My family was liberal, but we were in our own bubble. Virtually all our friends were white, middle-class, and living in traditional nuclear families. I had a dim awareness that my aunt had some gay friends, but they lived in Minneapolis, which though just across the river might as well have been San Francisco as far as my experience went. If any person I knew was in a position to talk candidly and from personal experience about the complexities of the abortion issue, she or he chose not to. Thus, it was easy for me to carry on maintaining absolute beliefs about how other people’s lives—lives I had little to no experience with—were absolutely right or absolutely wrong.

In the current post-election analysis, it’s been widely observed that one reason the Vote No organizers were able to change so many minds—making Minnesota the first state ever to reject an anti-gay-marriage amendment by popular vote—is that they came to realize the value of conversations. Straight people who know gay people—and who know that they know gay people—are much more likely to be in favor of gay marriage, or to come around to supporting it after an open and honest conversation.

With respect to abortion, sociologists have demonstrated that pro-life activism tends to spread not through spiritual epiphanies but through social networks: people get talked into it, like I did. They get pulled into circles where they’re surrounded by like-minded people, and where they can hold their beliefs impervious to what Karl Rove might call “the reality-based community.”
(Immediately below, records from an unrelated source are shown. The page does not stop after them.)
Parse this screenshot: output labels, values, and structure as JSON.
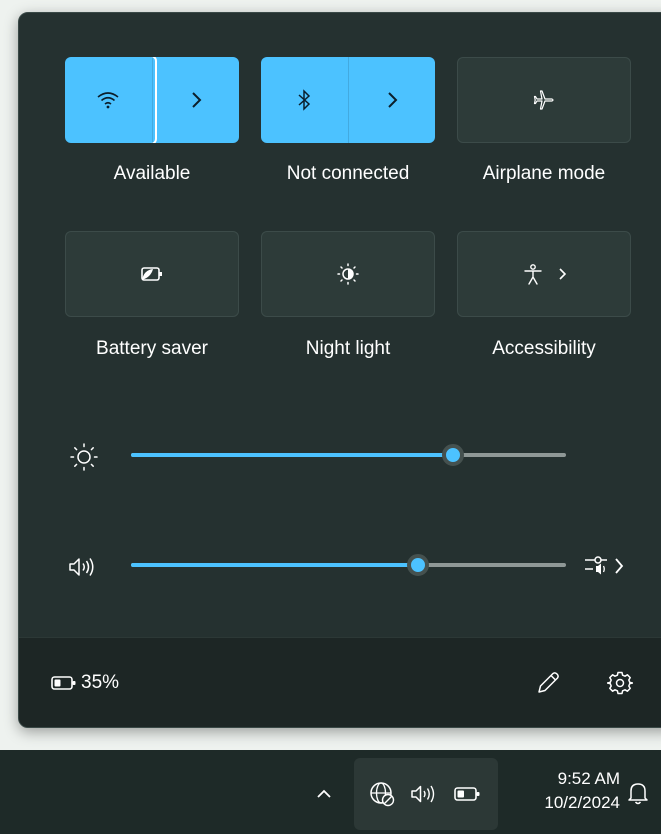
{
  "quick_settings": {
    "tiles": [
      {
        "label": "Available",
        "icon": "wifi-icon",
        "state": "on",
        "has_chevron": true
      },
      {
        "label": "Not connected",
        "icon": "bluetooth-icon",
        "state": "on",
        "has_chevron": true
      },
      {
        "label": "Airplane mode",
        "icon": "airplane-icon",
        "state": "off"
      },
      {
        "label": "Battery saver",
        "icon": "battery-saver-icon",
        "state": "off"
      },
      {
        "label": "Night light",
        "icon": "night-light-icon",
        "state": "off"
      },
      {
        "label": "Accessibility",
        "icon": "accessibility-icon",
        "state": "off",
        "has_chevron": true
      }
    ],
    "brightness": {
      "icon": "sun-icon",
      "level_percent": 74
    },
    "volume": {
      "icon": "speaker-icon",
      "level_percent": 66,
      "mixer_icon": "audio-mixer-icon"
    },
    "battery": {
      "text": "35%",
      "icon": "battery-icon"
    },
    "edit_icon": "pencil-icon",
    "settings_icon": "gear-icon"
  },
  "taskbar": {
    "overflow_icon": "chevron-up-icon",
    "tray_icons": [
      "network-icon",
      "speaker-icon",
      "battery-icon"
    ],
    "time": "9:52 AM",
    "date": "10/2/2024",
    "notification_icon": "bell-icon"
  },
  "colors": {
    "accent": "#4cc2ff",
    "panel": "#253130",
    "taskbar": "#1e2a28"
  }
}
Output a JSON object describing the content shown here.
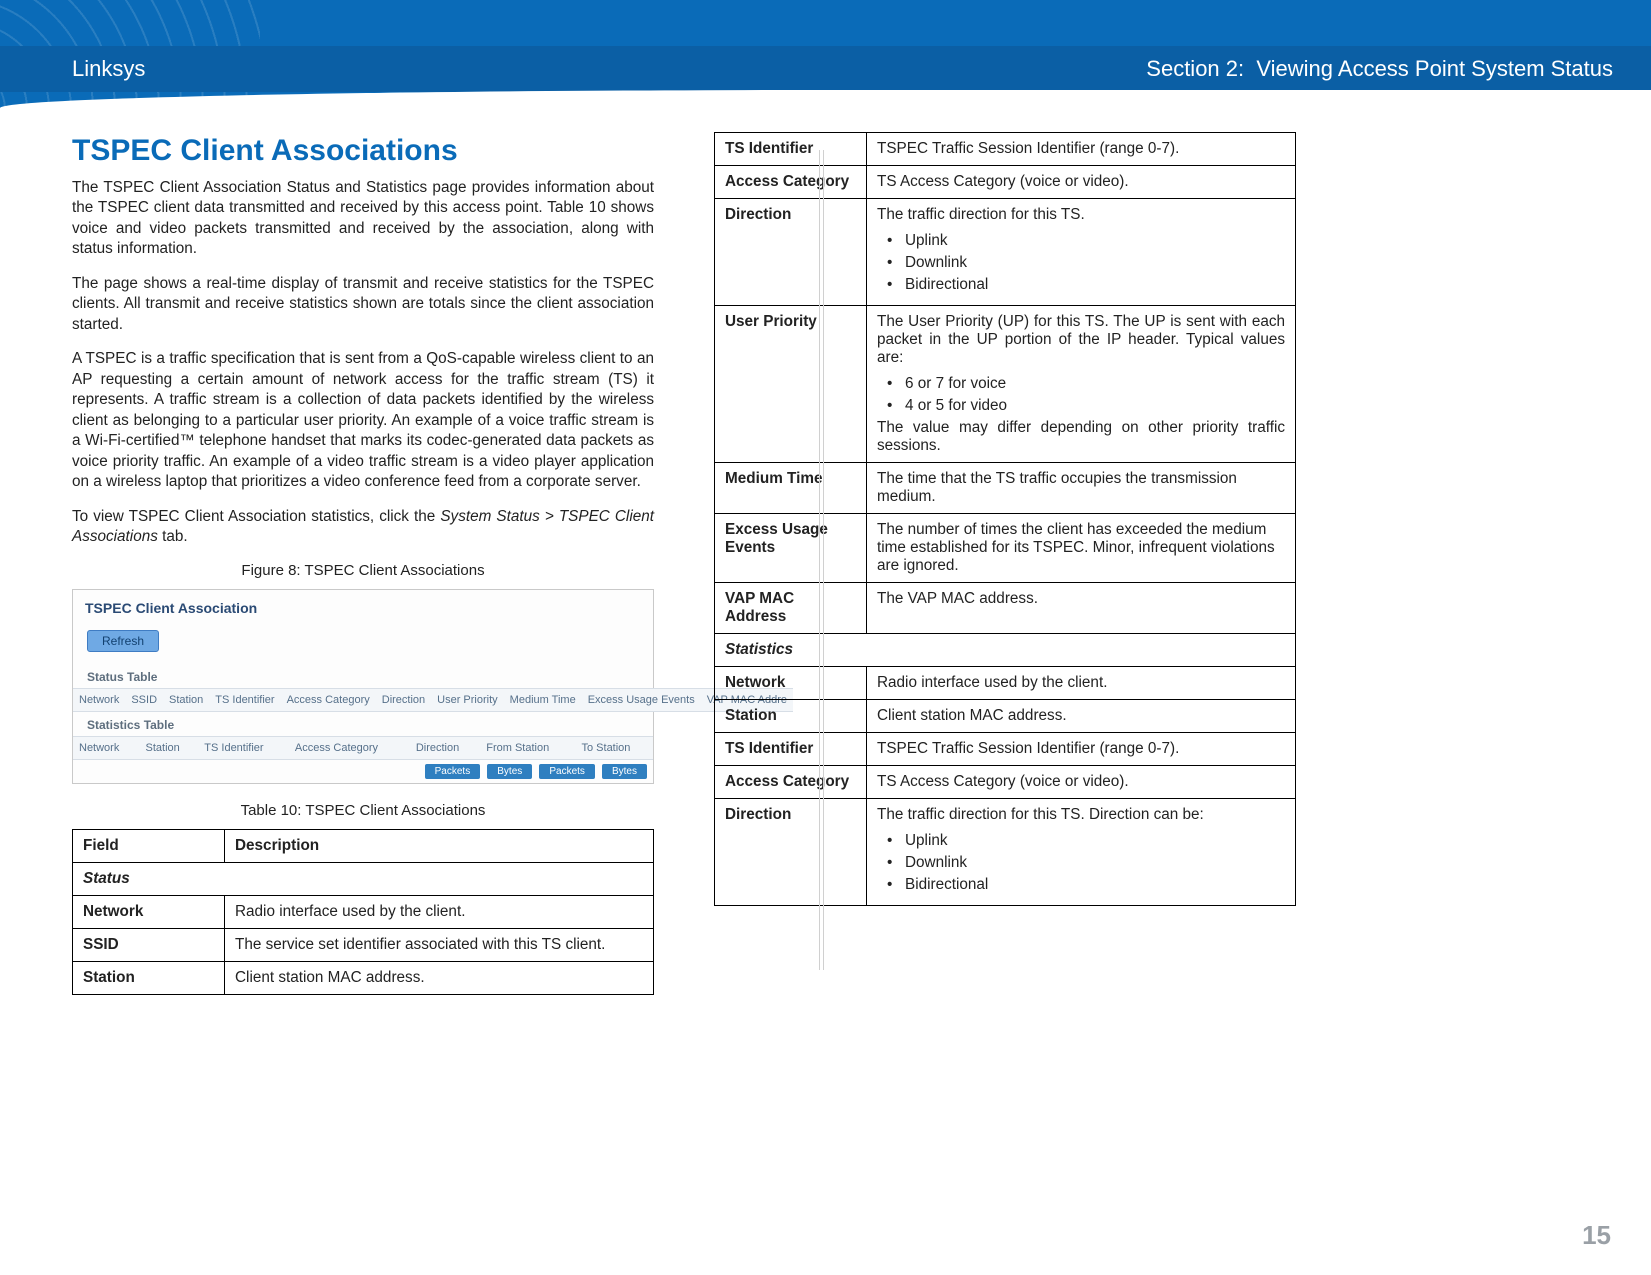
{
  "header": {
    "brand": "Linksys",
    "section_label": "Section 2:  Viewing Access Point System Status"
  },
  "page_number": "15",
  "left": {
    "heading": "TSPEC Client Associations",
    "p1": "The TSPEC Client Association Status and Statistics page provides information about the TSPEC client data transmitted and received by this access point. Table 10 shows voice and video packets transmitted and received by the association, along with status information.",
    "p2": "The page shows a real-time display of transmit and receive statistics for the TSPEC clients. All transmit and receive statistics shown are totals since the client association started.",
    "p3": "A TSPEC is a traffic specification that is sent from a QoS-capable wireless client to an AP requesting a certain amount of network access for the traffic stream (TS) it represents. A traffic stream is a collection of data packets identified by the wireless client as belonging to a particular user priority. An example of a voice traffic stream is a Wi-Fi-certified™ telephone handset that marks its codec-generated data packets as voice priority traffic. An example of a video traffic stream is a video player application on a wireless laptop that prioritizes a video conference feed from a corporate server.",
    "p4_pre": "To view TSPEC Client Association statistics, click the ",
    "p4_ital": "System Status > TSPEC Client Associations",
    "p4_post": " tab.",
    "figure_caption": "Figure 8: TSPEC Client Associations",
    "table_caption": "Table 10: TSPEC Client Associations",
    "fig": {
      "title": "TSPEC Client Association",
      "refresh": "Refresh",
      "status_label": "Status Table",
      "statistics_label": "Statistics Table",
      "status_cols": [
        "Network",
        "SSID",
        "Station",
        "TS Identifier",
        "Access Category",
        "Direction",
        "User Priority",
        "Medium Time",
        "Excess Usage Events",
        "VAP MAC Addre"
      ],
      "stats_cols": [
        "Network",
        "Station",
        "TS Identifier",
        "Access Category",
        "Direction",
        "From Station",
        "To Station"
      ],
      "pills": [
        "Packets",
        "Bytes",
        "Packets",
        "Bytes"
      ]
    },
    "table10": {
      "head_field": "Field",
      "head_desc": "Description",
      "section_status": "Status",
      "rows": [
        {
          "label": "Network",
          "desc": "Radio interface used by the client."
        },
        {
          "label": "SSID",
          "desc": "The service set identifier associated with this TS client."
        },
        {
          "label": "Station",
          "desc": "Client station MAC address."
        }
      ]
    }
  },
  "right": {
    "rows1": [
      {
        "label": "TS Identifier",
        "desc": "TSPEC Traffic Session Identifier (range 0-7)."
      },
      {
        "label": "Access Category",
        "desc": "TS Access Category (voice or video)."
      }
    ],
    "direction": {
      "label": "Direction",
      "intro": "The traffic direction for this TS.",
      "items": [
        "Uplink",
        "Downlink",
        "Bidirectional"
      ]
    },
    "user_priority": {
      "label": "User Priority",
      "intro": "The User Priority (UP) for this TS. The UP is sent with each packet in the UP portion of the IP header. Typical values are:",
      "items": [
        "6 or 7 for voice",
        "4 or 5 for video"
      ],
      "outro": "The value may differ depending on other priority traffic sessions."
    },
    "rows2": [
      {
        "label": "Medium Time",
        "desc": "The time that the TS traffic occupies the transmission medium."
      },
      {
        "label": "Excess Usage Events",
        "desc": "The number of times the client has exceeded the medium time established for its TSPEC. Minor, infrequent violations are ignored."
      },
      {
        "label": "VAP MAC Address",
        "desc": "The VAP MAC address."
      }
    ],
    "section_statistics": "Statistics",
    "rows3": [
      {
        "label": "Network",
        "desc": "Radio interface used by the client."
      },
      {
        "label": "Station",
        "desc": "Client station MAC address."
      },
      {
        "label": "TS Identifier",
        "desc": "TSPEC Traffic Session Identifier (range 0-7)."
      },
      {
        "label": "Access Category",
        "desc": "TS Access Category (voice or video)."
      }
    ],
    "direction2": {
      "label": "Direction",
      "intro": "The traffic direction for this TS. Direction can be:",
      "items": [
        "Uplink",
        "Downlink",
        "Bidirectional"
      ]
    }
  }
}
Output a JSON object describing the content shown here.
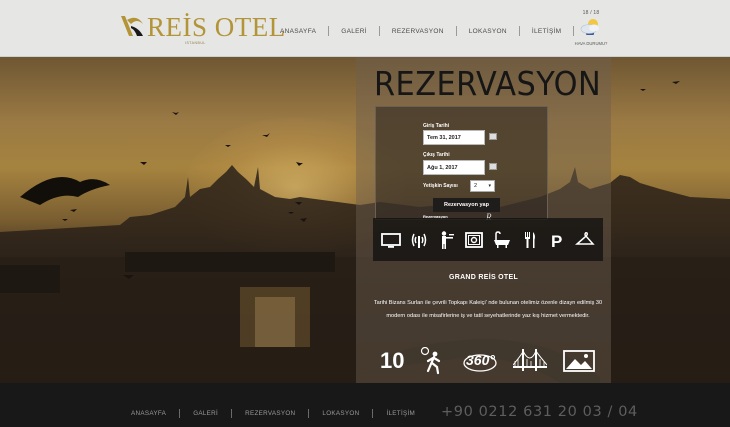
{
  "brand": {
    "logo_text": "REİS OTEL",
    "logo_sub": "ISTANBUL"
  },
  "nav": {
    "items": [
      "ANASAYFA",
      "GALERİ",
      "REZERVASYON",
      "LOKASYON",
      "İLETİŞİM"
    ],
    "facebook_icon": "facebook-icon"
  },
  "weather": {
    "temp": "18 / 18",
    "label": "HAVA DURUMU?",
    "icon": "partly-cloudy-icon"
  },
  "reservation": {
    "title": "REZERVASYON",
    "checkin_label": "Giriş Tarihi",
    "checkin_value": "Tem 31, 2017",
    "checkout_label": "Çıkış Tarihi",
    "checkout_value": "Ağu 1, 2017",
    "adults_label": "Yetişkin Sayısı",
    "adults_value": "2",
    "submit_label": "Rezervasyon yap",
    "powered_label": "Rezervasyon",
    "powered_brand": "R"
  },
  "amenities": [
    "tv-icon",
    "wifi-icon",
    "room-service-icon",
    "safe-icon",
    "bathtub-icon",
    "restaurant-icon",
    "parking-icon",
    "hanger-icon"
  ],
  "hotel": {
    "name": "GRAND REİS OTEL",
    "description": "Tarihi Bizans Surları ile çevrili Topkapı Kaleiçi' nde bulunan otelimiz özenle dizayn edilmiş 30 modern odası ile misafirlerine iş ve tatil seyehatlerinde yaz kış hizmet vermektedir."
  },
  "stats": {
    "walk_minutes": "10",
    "icons": [
      "walking-icon",
      "panorama-360-icon",
      "bridge-icon",
      "gallery-icon"
    ]
  },
  "footer": {
    "items": [
      "ANASAYFA",
      "GALERİ",
      "REZERVASYON",
      "LOKASYON",
      "İLETİŞİM"
    ],
    "phone": "+90 0212 631 20 03 / 04"
  },
  "colors": {
    "gold": "#b39439",
    "header_bg": "#e6e6e4",
    "footer_bg": "#181818",
    "facebook": "#3b5998"
  }
}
I’m now a liberal, but it’s not because I’ve been brainwashed into being one. My family certainly gave that their best effort, and it didn’t work. It would even be giving St. Agnes too much credit to say I was brainwashed there: they just made what at the time seemed to me to be a compelling argument, and my frontiers were so limited that I was in no position to refute it. Was abortion wrong? Was homosexuality evil? Were Democrats insupportable? It basically came down to what my parents said versus what the kids at school said, and like any good American teenager, I sided with the kids at school.

Eventually I was exposed to greater diversity, and my views changed—meaningfully, and permanently. Bipartisan agreement is hard to come by in the United States right now, but I wonder whether there’s any room for bipartisan agreement that kids—and adults, too—should be exposed to diversity early and often. Racial diversity and religious diversity, yes, but also geographic diversity and economic diversity and diversity of family structure. That seems like a pretty sound American value to me.

Shortly after I graduated from high school, there was a shake-up at St. Agnes and the hard-liners won: all the teachers except the religion teacher were dismissed on the grounds that they didn’t support the school’s administration as fully as they ought, and the already-conservative faculty was replaced with a faculty of Catholic fundamentalist true believers—people with views akin to those of Mel Gibson, Catholics so conservative that they think Vatican II was a mistake. The school’s enrollment plummeted as moderate and non-Catholic students fled; only a last-minute cash infusion from a deep-pocketed donor kept the school’s doors open. The school is still open, and I still receive alumni newsletters proudly informing me that the school’s tradition of “godly” education continues apace.

Late one afternoon, a few years ago, I went back to my alma mater and wandered through the empty corridors. Pictures of the Pope hung all over, like Chairman Mao in China during the Cultural Revolution. The St. Agnes Catholics, of course, would regard a Communist leader as a false idol, the worship of which is forbidden by the third commandment. The Catholic Bible contains another suggestion, though, one I don’t remember hearing very often during my days as a teenage Republican: “Judge not, that you may not be judged.”

Jay Gabler

Photo by Andrew Aliferis (Creative Commons)